To breakdown the plywood, I used a combination of my Dewalt Jobsite table saw, circular saw, and miter saw. I also converted a bar table I had purchased from IKEA into an outfeed table, and this was absolutely essential for breaking down these sheets of plywood safely and efficiently.
I numbered every piece I cut along the way so, when it came time to assemble, all I had to do was sort through the pile of cut pieces and lay them out for assembly.
I started by assembling the base cabinets. All of the cabinets in this build are assembled using pocket holes, which create a strong joint that is quick and easy to create.
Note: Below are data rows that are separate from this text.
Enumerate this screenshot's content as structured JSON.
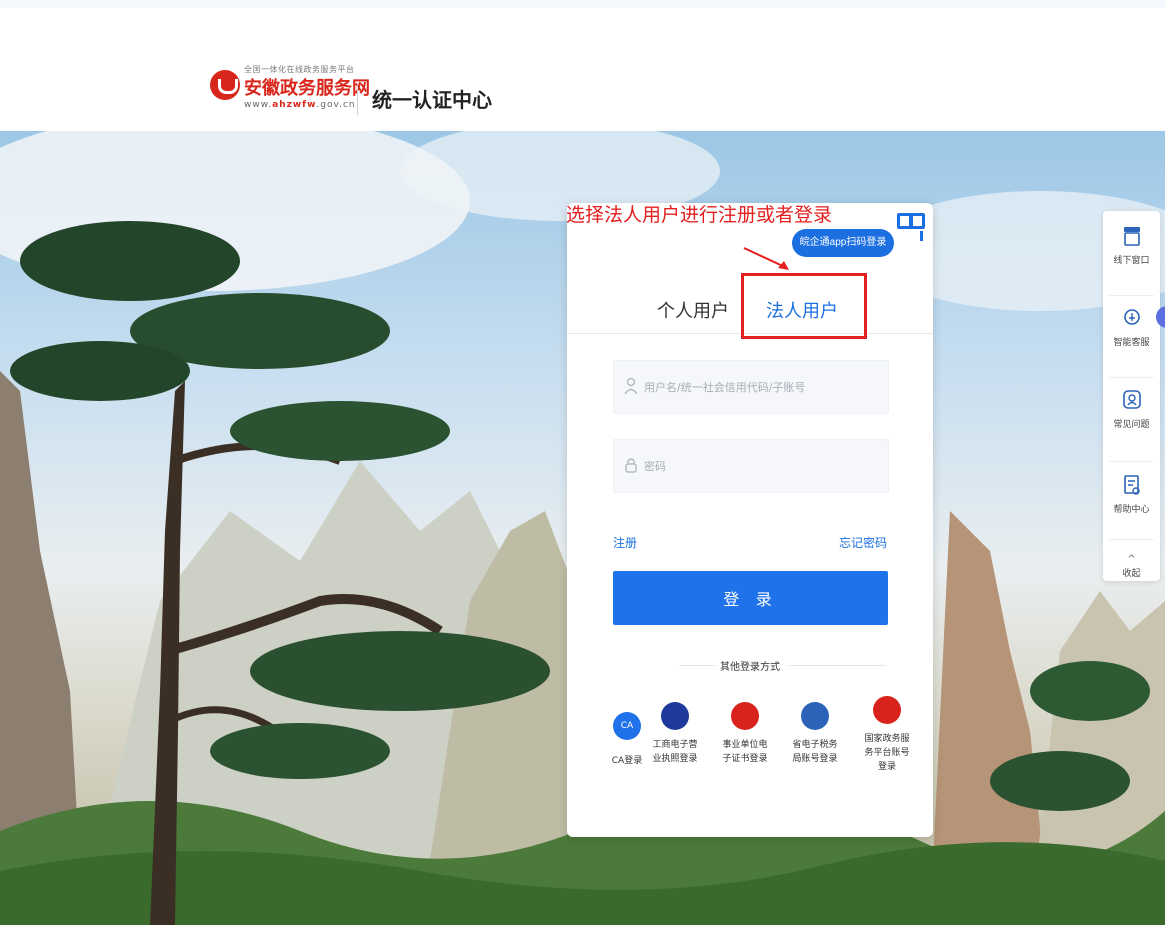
{
  "header": {
    "logo_slogan": "全国一体化在线政务服务平台",
    "logo_title": "安徽政务服务网",
    "logo_url_prefix": "www.",
    "logo_url_highlight": "ahzwfw",
    "logo_url_suffix": ".gov.cn",
    "title": "统一认证中心"
  },
  "annotation": {
    "text": "选择法人用户进行注册或者登录",
    "color": "#e41f1f"
  },
  "login": {
    "qr_button": "皖企通app扫码登录",
    "tabs": [
      {
        "label": "个人用户",
        "active": false
      },
      {
        "label": "法人用户",
        "active": true
      }
    ],
    "username_placeholder": "用户名/统一社会信用代码/子账号",
    "password_placeholder": "密码",
    "register": "注册",
    "forgot": "忘记密码",
    "submit": "登 录",
    "other_label": "其他登录方式",
    "methods": [
      {
        "label": "CA登录",
        "icon": "CA"
      },
      {
        "label": "工商电子营业执照登录",
        "icon": "badge-icon"
      },
      {
        "label": "事业单位电子证书登录",
        "icon": "temple-icon"
      },
      {
        "label": "省电子税务局账号登录",
        "icon": "tax-emblem-icon"
      },
      {
        "label": "国家政务服务平台账号登录",
        "icon": "national-emblem-icon"
      }
    ]
  },
  "sidebar": {
    "items": [
      {
        "label": "线下窗口",
        "icon": "store-icon"
      },
      {
        "label": "智能客服",
        "icon": "robot-icon"
      },
      {
        "label": "常见问题",
        "icon": "faq-icon"
      },
      {
        "label": "帮助中心",
        "icon": "help-doc-icon"
      },
      {
        "label": "收起",
        "icon": "chevron-up-icon"
      }
    ]
  },
  "colors": {
    "brand_red": "#d9261c",
    "primary_blue": "#1f72ea"
  }
}
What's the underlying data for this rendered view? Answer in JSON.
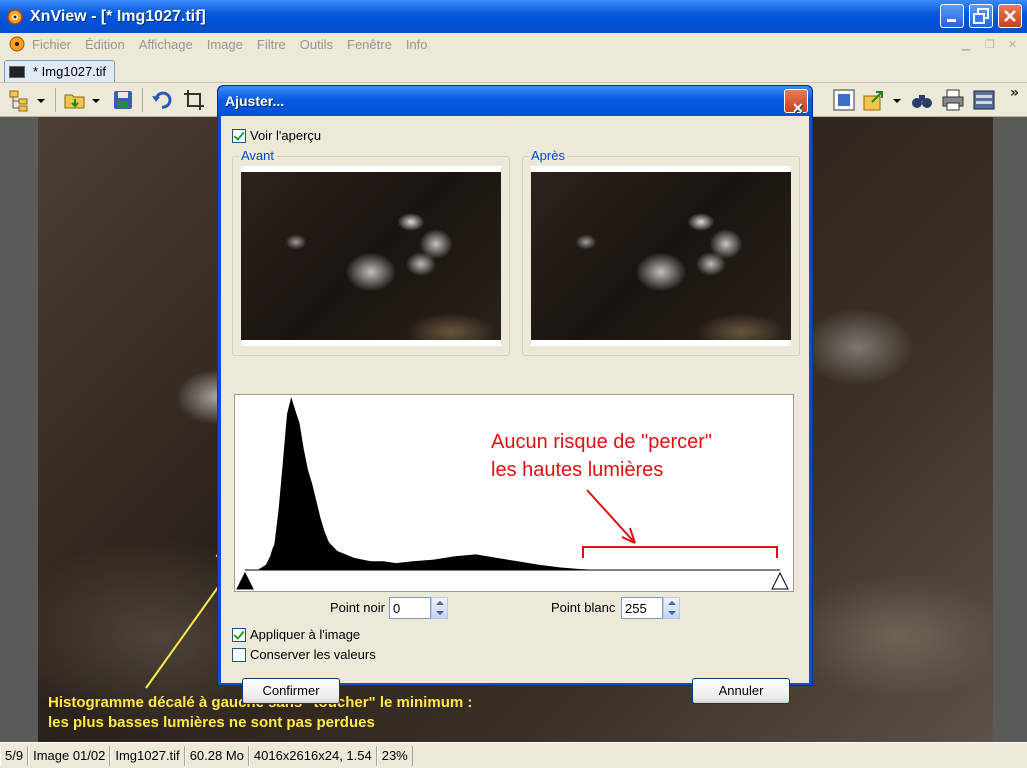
{
  "window": {
    "title": "XnView - [* Img1027.tif]"
  },
  "menu": {
    "items": [
      "Fichier",
      "Édition",
      "Affichage",
      "Image",
      "Filtre",
      "Outils",
      "Fenêtre",
      "Info"
    ]
  },
  "tab": {
    "label": "* Img1027.tif"
  },
  "toolbar": {
    "more": "»"
  },
  "dialog": {
    "title": "Ajuster...",
    "close": "✕",
    "preview_checkbox": {
      "label": "Voir l'aperçu",
      "checked": true
    },
    "before_label": "Avant",
    "after_label": "Après",
    "black_point": {
      "label": "Point noir",
      "value": "0"
    },
    "white_point": {
      "label": "Point blanc",
      "value": "255"
    },
    "apply_checkbox": {
      "label": "Appliquer à l'image",
      "checked": true
    },
    "keep_checkbox": {
      "label": "Conserver les valeurs",
      "checked": false
    },
    "confirm_label": "Confirmer",
    "cancel_label": "Annuler"
  },
  "annotations": {
    "red_line1": "Aucun risque de \"percer\"",
    "red_line2": "les hautes lumières",
    "yellow_line1": "Histogramme décalé à gauche sans \"toucher\" le minimum :",
    "yellow_line2": "les plus basses lumières ne sont pas perdues",
    "red_color": "#e01010",
    "yellow_color": "#ffe94a"
  },
  "chart_data": {
    "type": "area",
    "x": [
      0,
      6,
      10,
      12,
      13,
      14,
      16,
      18,
      20,
      22,
      24,
      26,
      28,
      30,
      32,
      34,
      36,
      38,
      40,
      44,
      48,
      52,
      56,
      60,
      66,
      72,
      80,
      90,
      100,
      110,
      120,
      130,
      140,
      150,
      160,
      170,
      180,
      190,
      200,
      210,
      220,
      230,
      240,
      250,
      255
    ],
    "values": [
      0,
      0,
      0.03,
      0.08,
      0.12,
      0.15,
      0.35,
      0.62,
      0.9,
      1.0,
      0.92,
      0.85,
      0.7,
      0.58,
      0.5,
      0.4,
      0.3,
      0.22,
      0.16,
      0.11,
      0.09,
      0.07,
      0.06,
      0.05,
      0.05,
      0.04,
      0.05,
      0.06,
      0.08,
      0.09,
      0.07,
      0.05,
      0.03,
      0.015,
      0.005,
      0,
      0,
      0,
      0,
      0,
      0,
      0,
      0,
      0,
      0
    ],
    "xlim": [
      0,
      255
    ],
    "ylim": [
      0,
      1
    ],
    "grid": false,
    "markers": {
      "black_point": 0,
      "white_point": 255
    }
  }
}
I used the new Fastcap self-centering pocket hole screws and these worked extremely well. The rubber washers on the screws really helped to keep the screws in place. I also can’t recommend enough the Kreg Right Angle Clamp, these were super helpful.
As you might have noticed, I assembled the base cabinets incorrectly in the beginning, with a few of the boards oriented in the wrong direction. Pay no attention to my incorrect assembly and follow Jay’s plans.
This was also my first project using the Fastcap GluBot, and I really can’t believe I didn’t purchase this sooner. It makes applying glue much easier.
After I finished the base cabinet carcasses, it was time to clear out the space for the new miter saw station. I’ve been using the Fastcap Best Fence Pro 3 system for the past few months and absolutely love it, but I don’t need the portability as 99% of the time I’m working in my shop, not on a job site. I’ll be letting my father-in-law borrow for Pro 3 system in the meantime, as he does a lot more work where mobility is needed, like building decks and porches.
I also needed to remove the pegboard on the wall. This was already installed when we bought this house, so I didn’t know what to expect when I removed it. I was happy to find a very clean installation, and I will be putting this pegboard back up behind my workbench in another part of my shop.
Next, I cut the pieces which support the base cabinets on the miter saw. These are attached using glue and screws through the sides of the carcasses.
To install the leveling feet, drill a hole for your T-nut and thread in a carriage bolt. Jay’s plans recommend using galvanized bolts but I had a hell of a time threading the galvanized bolts into the T-nuts. I switched to stainless bolts and they worked flawlessly.
After installing the feet, I started building the drawers for the bottom cabinets. My modified version of this project has 18 drawers in total, so this was a very time consuming process. The drawers are assembled using pocket holes and glue for the frames and screws and glue for the bottoms. I installed drawer hardware along the way. I used BLUM Standard drawer slides on this build, model 430E. These are the 24” drawer slides, and they have over an inch of over-extension, so you can access the back section of the drawers with no problem. These also have a 100 lb weight limit and are extremely smooth. They’re a bit tricky to install since they’re bottom mounted but once I got it down, it was a fairly simple process.
You definitely want to go ahead and install your drawer slides on the bottom cabinets before adding the work surface. Drawer slides are much easier to install when you can move the cabinets around and have full access to the inside of the cabinet.
I think this is where I’m going to leave you for Part 1 of the Jay Bates Miter Saw Station build. Part 2 is here for your enjoyment. Stay tuned and make sure to subscribe to our YouTube channel in the meantime! If you enjoyed this video, please consider becoming a patron on our Patreon page. Your support helps keep these projects going. Thanks, and until next time, happy building!